- _INSTRUCTIONS TO FOLLOW_
Every line containing "Reunião" should be copied out. Go through the entries and find them.

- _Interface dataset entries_

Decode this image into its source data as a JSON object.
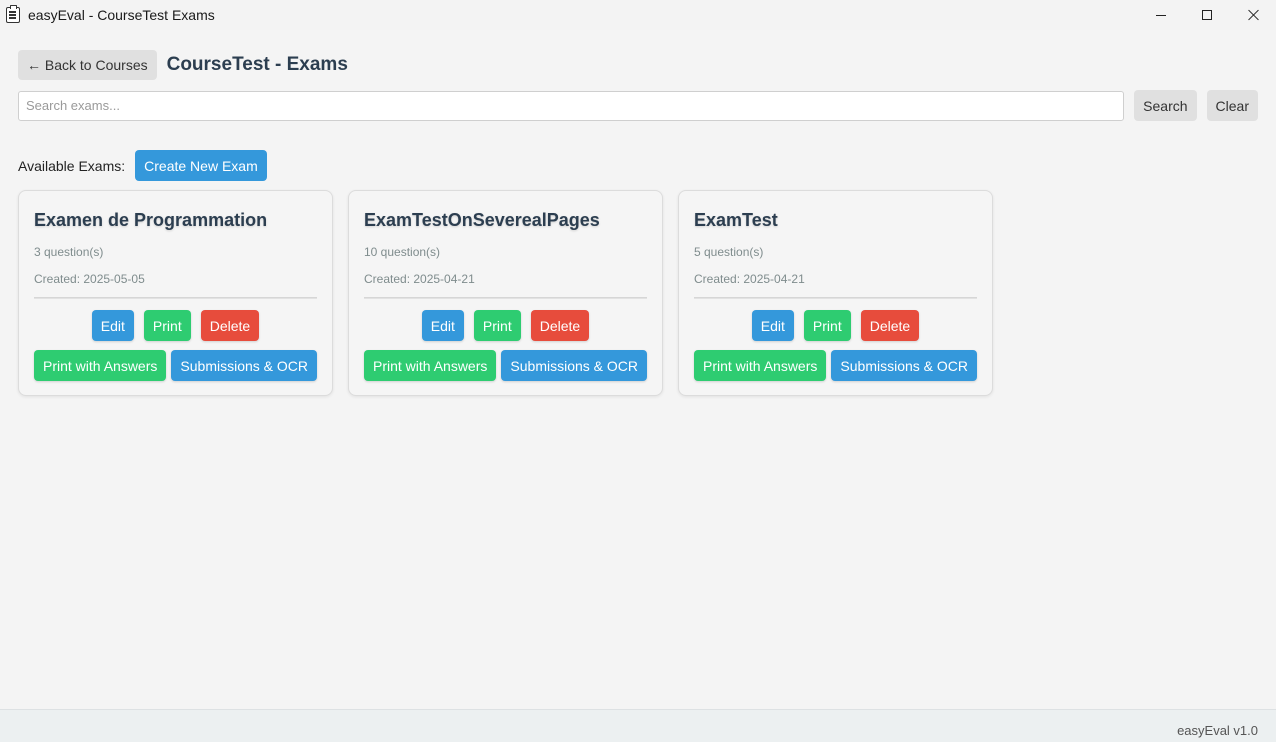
{
  "window": {
    "title": "easyEval - CourseTest Exams"
  },
  "header": {
    "back_label": "← Back to Courses",
    "page_title": "CourseTest - Exams"
  },
  "search": {
    "placeholder": "Search exams...",
    "value": "",
    "search_label": "Search",
    "clear_label": "Clear"
  },
  "exams_section": {
    "label": "Available Exams:",
    "create_label": "Create New Exam"
  },
  "cards": [
    {
      "title": "Examen de Programmation",
      "questions": "3 question(s)",
      "created": "Created: 2025-05-05",
      "edit_label": "Edit",
      "print_label": "Print",
      "delete_label": "Delete",
      "print_answers_label": "Print with Answers",
      "submissions_label": "Submissions & OCR"
    },
    {
      "title": "ExamTestOnSeverealPages",
      "questions": "10 question(s)",
      "created": "Created: 2025-04-21",
      "edit_label": "Edit",
      "print_label": "Print",
      "delete_label": "Delete",
      "print_answers_label": "Print with Answers",
      "submissions_label": "Submissions & OCR"
    },
    {
      "title": "ExamTest",
      "questions": "5 question(s)",
      "created": "Created: 2025-04-21",
      "edit_label": "Edit",
      "print_label": "Print",
      "delete_label": "Delete",
      "print_answers_label": "Print with Answers",
      "submissions_label": "Submissions & OCR"
    }
  ],
  "status": {
    "version": "easyEval v1.0"
  },
  "colors": {
    "blue": "#3498db",
    "green": "#2ecc71",
    "red": "#e74c3c",
    "title": "#2c3e50"
  }
}
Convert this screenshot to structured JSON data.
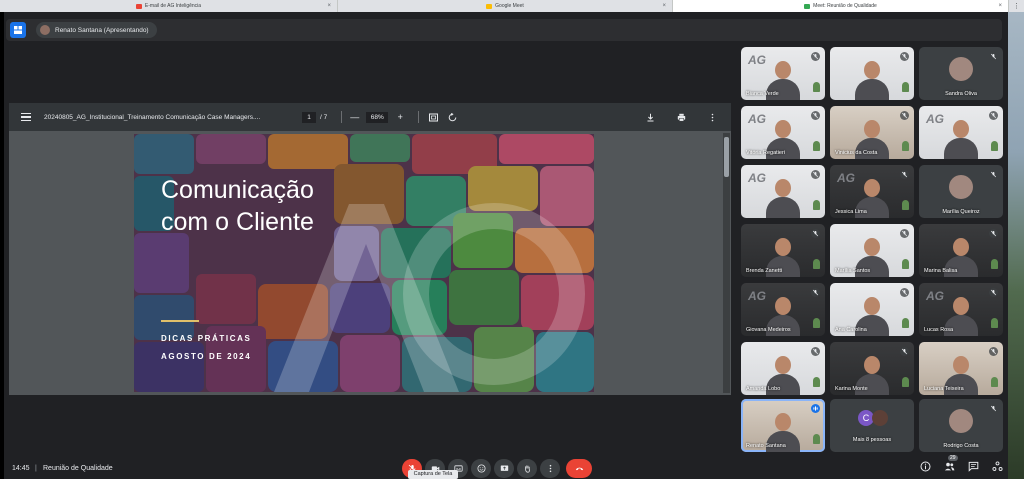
{
  "browser_tabs": [
    {
      "label": "E-mail de AG Inteligência",
      "fav_color": "#ea4335"
    },
    {
      "label": "Google Meet",
      "fav_color": "#fbbc04"
    },
    {
      "label": "Meet: Reunião de Qualidade",
      "fav_color": "#34a853"
    }
  ],
  "presenter": {
    "name": "Renato Santana (Apresentando)"
  },
  "viewer": {
    "doc_title": "20240805_AG_Institucional_Treinamento Comunicação Case Managers....",
    "page_current": "1",
    "page_total": "/ 7",
    "zoom": "68%",
    "minus": "—",
    "plus": "+"
  },
  "slide": {
    "title": "Comunicação\ncom o Cliente",
    "subtitle": "DICAS PRÁTICAS",
    "date": "AGOSTO DE 2024"
  },
  "participants": [
    {
      "name": "Bianca Verde",
      "style": "video",
      "logo": "AG",
      "muted": true
    },
    {
      "name": "",
      "style": "video",
      "logo": "",
      "muted": true
    },
    {
      "name": "Sandra Oliva",
      "style": "avatar-only",
      "logo": "",
      "muted": true
    },
    {
      "name": "Vitória Regatieri",
      "style": "video",
      "logo": "AG",
      "muted": true
    },
    {
      "name": "Vinicius da Costa",
      "style": "video warm",
      "logo": "",
      "muted": true
    },
    {
      "name": "",
      "style": "video",
      "logo": "AG",
      "muted": true
    },
    {
      "name": "",
      "style": "video",
      "logo": "AG",
      "muted": true
    },
    {
      "name": "Jessica Lima",
      "style": "video dark",
      "logo": "AG",
      "muted": true
    },
    {
      "name": "Marília Queiroz",
      "style": "avatar-only",
      "logo": "",
      "muted": true
    },
    {
      "name": "Brenda Zanetti",
      "style": "video dark",
      "logo": "",
      "muted": true
    },
    {
      "name": "Marília Santos",
      "style": "video",
      "logo": "",
      "muted": true
    },
    {
      "name": "Marina Balisa",
      "style": "video dark",
      "logo": "",
      "muted": true
    },
    {
      "name": "Giovana Medeiros",
      "style": "video dark",
      "logo": "AG",
      "muted": true
    },
    {
      "name": "Ana Carolina",
      "style": "video",
      "logo": "",
      "muted": true
    },
    {
      "name": "Lucas Rosa",
      "style": "video dark",
      "logo": "AG",
      "muted": true
    },
    {
      "name": "Amanda Lobo",
      "style": "video",
      "logo": "",
      "muted": true
    },
    {
      "name": "Karina Monte",
      "style": "video dark",
      "logo": "",
      "muted": true
    },
    {
      "name": "Luciana Teixeira",
      "style": "video warm",
      "logo": "",
      "muted": true
    },
    {
      "name": "Renato Santana",
      "style": "video warm active",
      "logo": "",
      "muted": false
    },
    {
      "name": "Mais 8 pessoas",
      "style": "avatar-only more",
      "logo": "",
      "muted": false
    },
    {
      "name": "Rodrigo Costa",
      "style": "avatar-only",
      "logo": "",
      "muted": true
    }
  ],
  "more_people_initial": "C",
  "footer": {
    "time": "14:45",
    "separator": "|",
    "meeting": "Reunião de Qualidade",
    "capture_tip": "Captura de Tela",
    "badge": "29"
  },
  "colors": {
    "accent_blue": "#1a73e8",
    "end_call_red": "#ea4335",
    "meet_bg": "#202124"
  }
}
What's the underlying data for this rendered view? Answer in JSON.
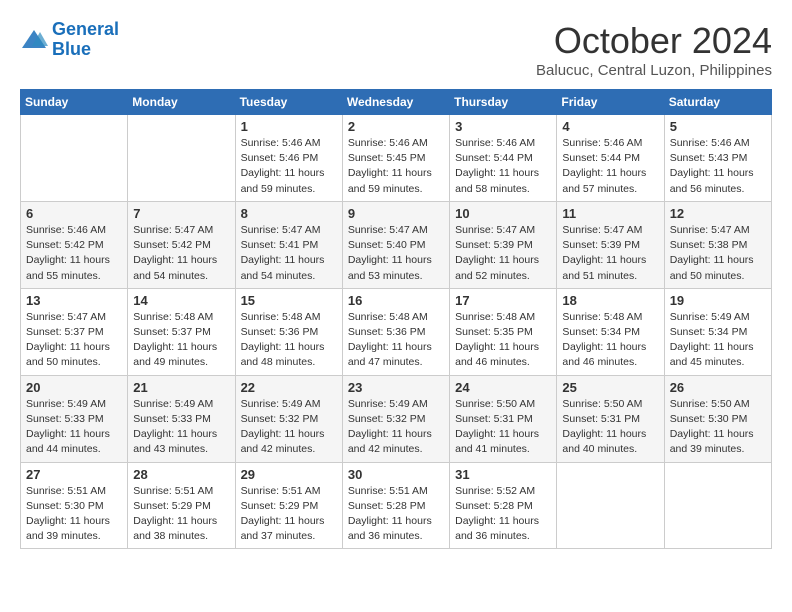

- _RESPONSE BOX_
      "label": "Meet: Reunião de Qualidade",
    "meeting": "Reunião de Qualidade",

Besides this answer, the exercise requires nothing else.